* WHAT YOU HAVE TO DO *
I need the records below retyped exactly.

* INFORMATION GIVEN *
※ ※ ※

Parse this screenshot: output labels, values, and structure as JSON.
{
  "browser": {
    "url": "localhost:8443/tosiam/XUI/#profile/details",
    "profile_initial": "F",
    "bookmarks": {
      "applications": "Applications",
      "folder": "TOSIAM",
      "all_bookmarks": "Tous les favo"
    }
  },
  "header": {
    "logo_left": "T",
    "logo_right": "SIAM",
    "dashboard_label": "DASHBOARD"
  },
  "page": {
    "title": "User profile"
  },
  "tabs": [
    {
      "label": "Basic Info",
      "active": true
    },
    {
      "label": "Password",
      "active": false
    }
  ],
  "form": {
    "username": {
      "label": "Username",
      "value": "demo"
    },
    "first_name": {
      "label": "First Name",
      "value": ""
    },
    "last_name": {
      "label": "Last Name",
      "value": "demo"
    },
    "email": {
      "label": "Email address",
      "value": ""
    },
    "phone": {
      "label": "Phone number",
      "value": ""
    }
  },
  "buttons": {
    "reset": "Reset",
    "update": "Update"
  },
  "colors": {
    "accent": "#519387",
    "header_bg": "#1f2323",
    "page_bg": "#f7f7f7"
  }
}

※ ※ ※

* ANSWER TO THE EXERCISE *
Parse this screenshot: output labels, values, and structure as JSON.
{
  "browser": {
    "url": "localhost:8443/tosiam/XUI/#profile/details",
    "profile_initial": "F",
    "bookmarks": {
      "applications": "Applications",
      "folder": "TOSIAM",
      "all_bookmarks": "Tous les favo"
    }
  },
  "header": {
    "logo_left": "T",
    "logo_right": "SIAM",
    "dashboard_label": "DASHBOARD"
  },
  "page": {
    "title": "User profile"
  },
  "tabs": [
    {
      "label": "Basic Info",
      "active": true
    },
    {
      "label": "Password",
      "active": false
    }
  ],
  "form": {
    "username": {
      "label": "Username",
      "value": "demo"
    },
    "first_name": {
      "label": "First Name",
      "value": ""
    },
    "last_name": {
      "label": "Last Name",
      "value": "demo"
    },
    "email": {
      "label": "Email address",
      "value": ""
    },
    "phone": {
      "label": "Phone number",
      "value": ""
    }
  },
  "buttons": {
    "reset": "Reset",
    "update": "Update"
  },
  "colors": {
    "accent": "#519387",
    "header_bg": "#1f2323",
    "page_bg": "#f7f7f7"
  }
}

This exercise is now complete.